And so, when the next PM is identified, Singaporeans should give him the benefit of the doubt, he said, adding: "If there is any lapse in communication, they should not take it too seriously."
The years as DPM will be important in getting the public to warm up to him, just as they did to Mr Goh in the five years before he became PM, he said.
Mr Dhanabalan, who was foreign minister, revealed that he had even asked Mr Lee Kuan Yew to consider leaving Singapore for up to a year on a sabbatical with a university or think-tank during the transition period from 1985 to 1990 - to leave no room for doubt that Mr Goh was the man in charge.
The elder Lee declined. "His reason was that his wife would find it very difficult to be away from the grandchildren."
Given that today's situation seems even less clear-cut, one question is what will happen if there is a difference in opinions within the team on who their leader should be.
One way, said Mr Dhanabalan, is they could look to the present leadership to gain some indication as to who they think is a good candidate. "That will be helpful."
Veteran PAP backbencher Charles Chong said that while there may be uncertainty in the eyes of the public, "the inner circle would know much more than the public", and it would be clearer to them.
A second way is for the issue to be discussed within a broader circle of PAP MPs. Such a parliamentary caucus was introduced in 2004, when the PM-designate was confirmed by them.
Looking ahead, the next PM could have a more challenging time, given a livelier political environment, said those interviewed.
Mr Singh said he should be able to make tough decisions and shun populist policies.

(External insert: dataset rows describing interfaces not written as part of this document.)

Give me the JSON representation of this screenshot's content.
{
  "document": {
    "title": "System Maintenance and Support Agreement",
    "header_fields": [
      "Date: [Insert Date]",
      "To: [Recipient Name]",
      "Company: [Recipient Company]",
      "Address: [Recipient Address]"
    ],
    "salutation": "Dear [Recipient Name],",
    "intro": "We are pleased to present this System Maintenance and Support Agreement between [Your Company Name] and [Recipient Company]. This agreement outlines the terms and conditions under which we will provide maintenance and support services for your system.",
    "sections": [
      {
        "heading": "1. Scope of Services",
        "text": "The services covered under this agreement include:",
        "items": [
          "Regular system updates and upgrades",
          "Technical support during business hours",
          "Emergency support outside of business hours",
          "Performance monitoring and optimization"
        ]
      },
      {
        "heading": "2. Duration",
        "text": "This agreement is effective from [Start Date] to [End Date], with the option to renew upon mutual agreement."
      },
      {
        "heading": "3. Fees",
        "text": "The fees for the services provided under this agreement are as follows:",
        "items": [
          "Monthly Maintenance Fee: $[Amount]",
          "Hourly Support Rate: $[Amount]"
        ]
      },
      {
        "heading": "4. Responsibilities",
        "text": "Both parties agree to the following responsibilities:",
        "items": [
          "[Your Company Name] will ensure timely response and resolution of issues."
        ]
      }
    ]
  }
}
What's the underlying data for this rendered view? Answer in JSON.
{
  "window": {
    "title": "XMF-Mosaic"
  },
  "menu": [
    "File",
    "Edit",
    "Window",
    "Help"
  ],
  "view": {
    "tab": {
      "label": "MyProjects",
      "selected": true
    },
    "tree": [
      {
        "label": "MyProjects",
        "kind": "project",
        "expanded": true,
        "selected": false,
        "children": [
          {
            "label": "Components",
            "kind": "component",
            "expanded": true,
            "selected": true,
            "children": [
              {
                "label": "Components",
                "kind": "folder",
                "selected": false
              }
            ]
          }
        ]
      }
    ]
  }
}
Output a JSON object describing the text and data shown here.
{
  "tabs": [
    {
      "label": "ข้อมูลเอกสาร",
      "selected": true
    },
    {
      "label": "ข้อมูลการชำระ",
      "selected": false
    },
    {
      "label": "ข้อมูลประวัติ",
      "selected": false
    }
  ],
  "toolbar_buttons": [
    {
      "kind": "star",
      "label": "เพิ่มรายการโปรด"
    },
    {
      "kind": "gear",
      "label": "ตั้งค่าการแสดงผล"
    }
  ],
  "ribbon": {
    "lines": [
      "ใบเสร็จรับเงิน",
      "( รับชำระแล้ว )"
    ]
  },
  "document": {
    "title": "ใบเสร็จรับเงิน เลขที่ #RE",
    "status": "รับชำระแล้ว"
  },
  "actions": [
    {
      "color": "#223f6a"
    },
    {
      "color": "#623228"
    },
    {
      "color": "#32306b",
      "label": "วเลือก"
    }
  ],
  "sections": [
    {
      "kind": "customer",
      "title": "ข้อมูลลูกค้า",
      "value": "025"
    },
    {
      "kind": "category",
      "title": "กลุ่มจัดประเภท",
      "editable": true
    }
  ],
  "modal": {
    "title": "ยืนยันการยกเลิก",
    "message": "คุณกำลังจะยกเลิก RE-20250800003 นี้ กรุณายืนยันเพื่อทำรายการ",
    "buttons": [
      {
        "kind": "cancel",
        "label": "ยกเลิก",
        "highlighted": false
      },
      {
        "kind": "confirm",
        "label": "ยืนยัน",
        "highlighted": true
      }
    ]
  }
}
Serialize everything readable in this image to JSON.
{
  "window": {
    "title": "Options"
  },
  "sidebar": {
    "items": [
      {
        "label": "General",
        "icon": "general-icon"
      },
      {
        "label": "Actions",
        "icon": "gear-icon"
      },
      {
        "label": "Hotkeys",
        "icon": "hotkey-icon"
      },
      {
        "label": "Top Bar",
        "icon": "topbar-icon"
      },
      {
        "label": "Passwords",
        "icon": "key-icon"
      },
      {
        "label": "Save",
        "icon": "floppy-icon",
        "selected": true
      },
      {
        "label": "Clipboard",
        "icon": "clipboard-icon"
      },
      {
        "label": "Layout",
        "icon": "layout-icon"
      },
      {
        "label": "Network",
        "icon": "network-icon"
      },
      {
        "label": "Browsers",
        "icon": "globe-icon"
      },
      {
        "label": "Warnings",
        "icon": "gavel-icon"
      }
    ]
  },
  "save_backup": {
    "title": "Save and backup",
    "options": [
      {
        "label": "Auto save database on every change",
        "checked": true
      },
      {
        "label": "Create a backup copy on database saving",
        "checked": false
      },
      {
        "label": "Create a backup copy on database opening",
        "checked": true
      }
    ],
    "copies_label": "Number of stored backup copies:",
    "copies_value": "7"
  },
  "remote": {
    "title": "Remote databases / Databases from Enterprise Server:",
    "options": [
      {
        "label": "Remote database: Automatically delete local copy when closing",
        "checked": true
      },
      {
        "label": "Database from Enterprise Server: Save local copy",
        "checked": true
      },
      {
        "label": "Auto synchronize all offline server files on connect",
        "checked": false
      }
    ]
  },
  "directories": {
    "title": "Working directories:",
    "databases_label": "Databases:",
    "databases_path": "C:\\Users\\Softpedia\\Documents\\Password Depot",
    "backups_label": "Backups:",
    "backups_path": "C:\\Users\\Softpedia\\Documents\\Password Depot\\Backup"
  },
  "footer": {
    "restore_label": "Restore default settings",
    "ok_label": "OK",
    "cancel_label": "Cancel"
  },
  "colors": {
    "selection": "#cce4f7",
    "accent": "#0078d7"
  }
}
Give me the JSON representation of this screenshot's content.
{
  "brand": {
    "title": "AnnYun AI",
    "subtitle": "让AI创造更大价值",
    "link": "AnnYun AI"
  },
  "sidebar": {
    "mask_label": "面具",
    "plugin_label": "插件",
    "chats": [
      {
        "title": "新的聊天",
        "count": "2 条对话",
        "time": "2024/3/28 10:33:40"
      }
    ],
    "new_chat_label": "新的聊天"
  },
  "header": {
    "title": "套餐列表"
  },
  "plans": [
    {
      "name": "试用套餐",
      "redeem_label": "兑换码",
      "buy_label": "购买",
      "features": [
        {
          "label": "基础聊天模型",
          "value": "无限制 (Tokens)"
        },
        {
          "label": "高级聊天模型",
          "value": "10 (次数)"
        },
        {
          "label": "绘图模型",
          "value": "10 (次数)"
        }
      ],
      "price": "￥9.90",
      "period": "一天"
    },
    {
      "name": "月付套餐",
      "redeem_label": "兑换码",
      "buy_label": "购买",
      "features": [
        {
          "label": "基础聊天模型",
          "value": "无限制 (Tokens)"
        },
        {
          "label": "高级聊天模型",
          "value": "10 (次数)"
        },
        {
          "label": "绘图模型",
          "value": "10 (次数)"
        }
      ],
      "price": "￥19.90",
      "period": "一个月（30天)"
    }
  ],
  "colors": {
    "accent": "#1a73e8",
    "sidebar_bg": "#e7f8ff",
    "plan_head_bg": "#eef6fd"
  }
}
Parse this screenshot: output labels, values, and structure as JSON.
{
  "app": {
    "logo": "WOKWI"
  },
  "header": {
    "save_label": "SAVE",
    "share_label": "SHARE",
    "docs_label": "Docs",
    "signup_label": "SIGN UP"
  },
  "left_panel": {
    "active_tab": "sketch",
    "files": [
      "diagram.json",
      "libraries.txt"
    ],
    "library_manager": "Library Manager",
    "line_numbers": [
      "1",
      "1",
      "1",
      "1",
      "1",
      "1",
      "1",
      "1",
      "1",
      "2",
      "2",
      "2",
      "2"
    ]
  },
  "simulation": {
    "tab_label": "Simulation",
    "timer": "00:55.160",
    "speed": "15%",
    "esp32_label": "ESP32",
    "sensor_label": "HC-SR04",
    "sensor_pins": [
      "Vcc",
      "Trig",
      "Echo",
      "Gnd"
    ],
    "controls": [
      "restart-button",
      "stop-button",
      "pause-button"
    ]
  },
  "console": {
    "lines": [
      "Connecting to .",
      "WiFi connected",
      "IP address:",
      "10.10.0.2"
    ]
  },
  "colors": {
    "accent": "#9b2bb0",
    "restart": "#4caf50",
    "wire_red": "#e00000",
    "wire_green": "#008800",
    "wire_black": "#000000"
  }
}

Mr Chong stressed intellectual ability and communication skills: "Sometimes, very good policies end up making a lot of people angry when communicated wrongly."